Dataset excerpts:
....
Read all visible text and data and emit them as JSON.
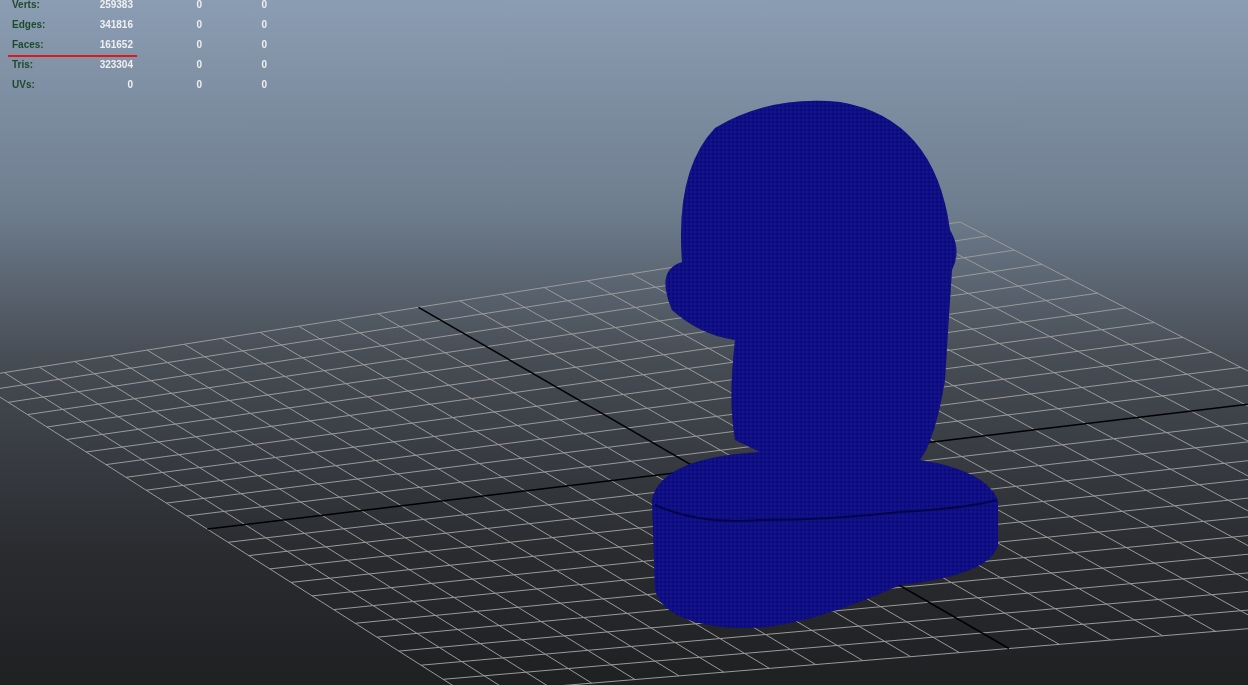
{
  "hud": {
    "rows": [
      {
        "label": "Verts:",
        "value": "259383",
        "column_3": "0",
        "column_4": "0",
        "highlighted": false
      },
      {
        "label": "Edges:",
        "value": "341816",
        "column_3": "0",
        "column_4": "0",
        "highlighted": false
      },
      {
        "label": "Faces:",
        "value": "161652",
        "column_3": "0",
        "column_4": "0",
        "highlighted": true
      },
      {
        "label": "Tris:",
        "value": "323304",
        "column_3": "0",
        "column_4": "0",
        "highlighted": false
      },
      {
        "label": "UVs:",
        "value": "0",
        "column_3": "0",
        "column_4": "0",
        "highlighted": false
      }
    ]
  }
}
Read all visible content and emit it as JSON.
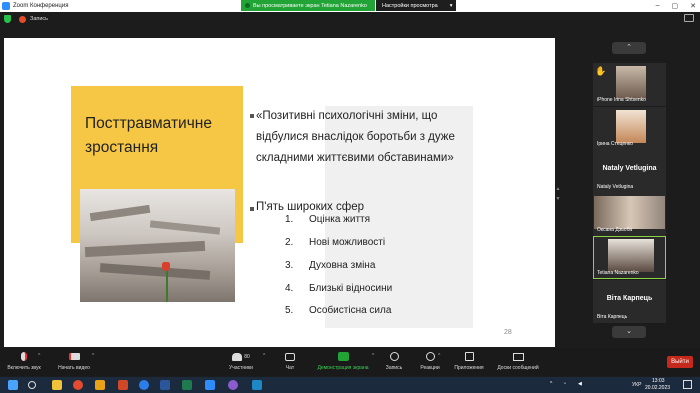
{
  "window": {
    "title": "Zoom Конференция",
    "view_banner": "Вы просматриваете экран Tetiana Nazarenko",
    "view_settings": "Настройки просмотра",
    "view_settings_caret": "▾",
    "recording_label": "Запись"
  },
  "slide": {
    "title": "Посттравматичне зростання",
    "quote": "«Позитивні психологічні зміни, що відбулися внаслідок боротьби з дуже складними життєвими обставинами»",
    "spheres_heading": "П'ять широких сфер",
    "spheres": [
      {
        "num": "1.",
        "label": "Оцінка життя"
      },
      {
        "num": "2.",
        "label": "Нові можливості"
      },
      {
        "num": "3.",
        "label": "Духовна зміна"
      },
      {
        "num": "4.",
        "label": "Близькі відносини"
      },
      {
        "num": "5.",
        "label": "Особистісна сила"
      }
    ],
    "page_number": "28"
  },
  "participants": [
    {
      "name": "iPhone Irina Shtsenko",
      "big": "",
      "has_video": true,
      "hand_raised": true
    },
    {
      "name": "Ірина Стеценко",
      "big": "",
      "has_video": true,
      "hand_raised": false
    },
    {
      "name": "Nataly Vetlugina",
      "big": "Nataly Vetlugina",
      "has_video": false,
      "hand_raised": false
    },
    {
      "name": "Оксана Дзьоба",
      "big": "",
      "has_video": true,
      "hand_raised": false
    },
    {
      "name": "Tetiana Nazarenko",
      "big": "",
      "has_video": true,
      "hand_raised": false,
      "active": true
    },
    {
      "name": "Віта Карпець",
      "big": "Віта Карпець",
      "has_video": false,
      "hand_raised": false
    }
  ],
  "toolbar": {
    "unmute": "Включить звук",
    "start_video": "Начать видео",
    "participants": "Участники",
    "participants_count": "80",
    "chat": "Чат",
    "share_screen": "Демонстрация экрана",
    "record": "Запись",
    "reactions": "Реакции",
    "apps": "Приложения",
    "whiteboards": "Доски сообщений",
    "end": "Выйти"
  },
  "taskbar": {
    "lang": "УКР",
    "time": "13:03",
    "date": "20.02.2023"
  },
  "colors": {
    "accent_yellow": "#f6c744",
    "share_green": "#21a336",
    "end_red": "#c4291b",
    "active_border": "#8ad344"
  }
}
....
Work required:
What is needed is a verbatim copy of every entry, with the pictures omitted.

Solved problem:
Read all visible text and data and emit them as JSON.
{
  "hud": {
    "rows": [
      {
        "label": "Verts:",
        "value": "259383",
        "column_3": "0",
        "column_4": "0",
        "highlighted": false
      },
      {
        "label": "Edges:",
        "value": "341816",
        "column_3": "0",
        "column_4": "0",
        "highlighted": false
      },
      {
        "label": "Faces:",
        "value": "161652",
        "column_3": "0",
        "column_4": "0",
        "highlighted": true
      },
      {
        "label": "Tris:",
        "value": "323304",
        "column_3": "0",
        "column_4": "0",
        "highlighted": false
      },
      {
        "label": "UVs:",
        "value": "0",
        "column_3": "0",
        "column_4": "0",
        "highlighted": false
      }
    ]
  }
}
Read all visible content and emit it as JSON.
{
  "window": {
    "title": "Zoom Конференция",
    "view_banner": "Вы просматриваете экран Tetiana Nazarenko",
    "view_settings": "Настройки просмотра",
    "view_settings_caret": "▾",
    "recording_label": "Запись"
  },
  "slide": {
    "title": "Посттравматичне зростання",
    "quote": "«Позитивні психологічні зміни, що відбулися внаслідок боротьби з дуже складними життєвими обставинами»",
    "spheres_heading": "П'ять широких сфер",
    "spheres": [
      {
        "num": "1.",
        "label": "Оцінка життя"
      },
      {
        "num": "2.",
        "label": "Нові можливості"
      },
      {
        "num": "3.",
        "label": "Духовна зміна"
      },
      {
        "num": "4.",
        "label": "Близькі відносини"
      },
      {
        "num": "5.",
        "label": "Особистісна сила"
      }
    ],
    "page_number": "28"
  },
  "participants": [
    {
      "name": "iPhone Irina Shtsenko",
      "big": "",
      "has_video": true,
      "hand_raised": true
    },
    {
      "name": "Ірина Стеценко",
      "big": "",
      "has_video": true,
      "hand_raised": false
    },
    {
      "name": "Nataly Vetlugina",
      "big": "Nataly Vetlugina",
      "has_video": false,
      "hand_raised": false
    },
    {
      "name": "Оксана Дзьоба",
      "big": "",
      "has_video": true,
      "hand_raised": false
    },
    {
      "name": "Tetiana Nazarenko",
      "big": "",
      "has_video": true,
      "hand_raised": false,
      "active": true
    },
    {
      "name": "Віта Карпець",
      "big": "Віта Карпець",
      "has_video": false,
      "hand_raised": false
    }
  ],
  "toolbar": {
    "unmute": "Включить звук",
    "start_video": "Начать видео",
    "participants": "Участники",
    "participants_count": "80",
    "chat": "Чат",
    "share_screen": "Демонстрация экрана",
    "record": "Запись",
    "reactions": "Реакции",
    "apps": "Приложения",
    "whiteboards": "Доски сообщений",
    "end": "Выйти"
  },
  "taskbar": {
    "lang": "УКР",
    "time": "13:03",
    "date": "20.02.2023"
  },
  "colors": {
    "accent_yellow": "#f6c744",
    "share_green": "#21a336",
    "end_red": "#c4291b",
    "active_border": "#8ad344"
  }
}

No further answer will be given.